Alicia Ely Yamin
Law, Harvard Law School Cambridge
Lecture Series recorded on May 25, 2021

Pandemic Inequalities – What Covid 19 has revealed about Global Health and Human Rights


Before the pandemic, we already lived in a context of growing distrust of democratic institutions and multilateralism, impending climate cataclysm, and mass migration and displacement.  We already faced the consequences for health and human dignity of hyper-globalization and hyper-concentration of private wealth, and the ensuing ravaging inequalities within and between nations, together with toxic synergies between ethno-nationalism, racism, and misogyny. COVID-19 has the potential to significantly exacerbate the underlying drivers of health and other rights violations enormously, both within and between countries.  Nevertheless, this pandemic and the radical upheaval it represents provide an opportunity, and an urgent imperative, to reflect on the profound structural injustices in the world we inhabited pre-pandemic, and on the directions for human rights praxis in health in a post-pandemic future.

Here, I argue the key to discerning future directions is understanding  the duality of the historical narrative of applying human rights in global health. That is, just as health-related and other social rights were being articulated, increasingly intrusive global economic governance, often in synergy with anti-democratic centralization of power at national levels, was limiting the political possibilities to realize them.

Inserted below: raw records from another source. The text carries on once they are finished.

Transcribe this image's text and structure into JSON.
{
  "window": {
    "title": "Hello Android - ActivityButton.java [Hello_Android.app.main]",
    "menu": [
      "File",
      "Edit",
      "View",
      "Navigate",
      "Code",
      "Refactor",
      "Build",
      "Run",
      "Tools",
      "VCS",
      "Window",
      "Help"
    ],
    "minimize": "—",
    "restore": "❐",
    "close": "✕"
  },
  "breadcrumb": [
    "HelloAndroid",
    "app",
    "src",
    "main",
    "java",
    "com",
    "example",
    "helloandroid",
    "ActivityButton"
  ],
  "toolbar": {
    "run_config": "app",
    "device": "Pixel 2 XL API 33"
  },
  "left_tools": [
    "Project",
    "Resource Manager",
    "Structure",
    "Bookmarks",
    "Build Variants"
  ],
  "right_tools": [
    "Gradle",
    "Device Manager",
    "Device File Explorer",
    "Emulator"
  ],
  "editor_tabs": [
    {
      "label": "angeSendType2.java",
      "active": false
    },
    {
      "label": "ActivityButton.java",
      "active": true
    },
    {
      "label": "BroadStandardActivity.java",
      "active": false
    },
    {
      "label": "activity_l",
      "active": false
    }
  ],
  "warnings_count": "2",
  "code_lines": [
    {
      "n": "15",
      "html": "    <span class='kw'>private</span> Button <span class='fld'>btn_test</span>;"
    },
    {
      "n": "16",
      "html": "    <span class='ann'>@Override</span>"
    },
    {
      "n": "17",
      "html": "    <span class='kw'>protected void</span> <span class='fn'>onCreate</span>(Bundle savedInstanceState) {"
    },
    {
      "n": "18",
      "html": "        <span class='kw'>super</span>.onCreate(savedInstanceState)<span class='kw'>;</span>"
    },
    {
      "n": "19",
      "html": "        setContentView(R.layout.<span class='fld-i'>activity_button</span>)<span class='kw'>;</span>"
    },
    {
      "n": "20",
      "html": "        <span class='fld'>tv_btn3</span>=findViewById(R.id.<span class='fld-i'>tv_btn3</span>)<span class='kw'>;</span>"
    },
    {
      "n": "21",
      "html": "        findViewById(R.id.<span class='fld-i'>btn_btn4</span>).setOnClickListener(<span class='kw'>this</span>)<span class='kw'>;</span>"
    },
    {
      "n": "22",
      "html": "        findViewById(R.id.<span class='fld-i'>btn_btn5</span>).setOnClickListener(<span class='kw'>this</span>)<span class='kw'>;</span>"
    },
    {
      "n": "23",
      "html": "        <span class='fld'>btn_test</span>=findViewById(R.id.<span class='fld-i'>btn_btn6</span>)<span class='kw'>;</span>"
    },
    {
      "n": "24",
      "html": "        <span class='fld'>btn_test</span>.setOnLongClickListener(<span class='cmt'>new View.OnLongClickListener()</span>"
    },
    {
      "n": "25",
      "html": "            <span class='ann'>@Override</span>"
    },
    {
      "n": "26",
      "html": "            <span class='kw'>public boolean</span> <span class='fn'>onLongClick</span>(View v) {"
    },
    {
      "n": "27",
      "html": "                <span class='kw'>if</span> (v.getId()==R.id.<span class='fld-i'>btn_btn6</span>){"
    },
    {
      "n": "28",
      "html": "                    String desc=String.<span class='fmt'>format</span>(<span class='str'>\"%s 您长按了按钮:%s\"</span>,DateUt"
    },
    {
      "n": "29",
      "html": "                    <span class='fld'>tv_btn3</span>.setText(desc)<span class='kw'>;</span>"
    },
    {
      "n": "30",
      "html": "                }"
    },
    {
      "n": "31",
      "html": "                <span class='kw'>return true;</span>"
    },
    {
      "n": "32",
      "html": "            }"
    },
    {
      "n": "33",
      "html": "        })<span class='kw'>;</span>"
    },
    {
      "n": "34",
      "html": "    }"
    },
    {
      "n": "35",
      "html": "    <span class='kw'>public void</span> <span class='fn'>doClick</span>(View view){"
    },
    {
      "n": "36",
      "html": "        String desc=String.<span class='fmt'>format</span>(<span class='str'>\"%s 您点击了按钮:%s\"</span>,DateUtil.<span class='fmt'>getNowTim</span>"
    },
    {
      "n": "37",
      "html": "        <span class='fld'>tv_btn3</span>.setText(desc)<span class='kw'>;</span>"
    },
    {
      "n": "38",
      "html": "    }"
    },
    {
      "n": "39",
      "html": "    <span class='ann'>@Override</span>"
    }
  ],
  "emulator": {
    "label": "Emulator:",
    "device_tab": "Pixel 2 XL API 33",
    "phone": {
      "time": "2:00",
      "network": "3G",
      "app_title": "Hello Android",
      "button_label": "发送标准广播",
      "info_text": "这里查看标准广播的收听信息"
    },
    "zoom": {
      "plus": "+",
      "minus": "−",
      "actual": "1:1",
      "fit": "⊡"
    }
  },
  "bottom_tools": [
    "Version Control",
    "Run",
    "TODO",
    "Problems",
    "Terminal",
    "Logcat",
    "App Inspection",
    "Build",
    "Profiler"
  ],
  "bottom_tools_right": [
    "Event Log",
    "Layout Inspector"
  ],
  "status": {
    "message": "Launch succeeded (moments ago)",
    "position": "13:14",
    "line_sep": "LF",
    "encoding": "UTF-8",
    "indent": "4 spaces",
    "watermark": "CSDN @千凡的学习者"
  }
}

As the possibilities for progressive intentional transformation through politics became ever smaller over these decades, national politics become increasingly stagnant and performative. In turn, these developments fueled a self-fulfilling narrative of the need for the private sector, and for market-based solutions to social problems.  But this sweeping crisis, and the economic and social dislocation it has wrought,  provide a window for pushing through significantly more progressive social agendas at the national level in many countries—and substantial reimagination of global economic governance.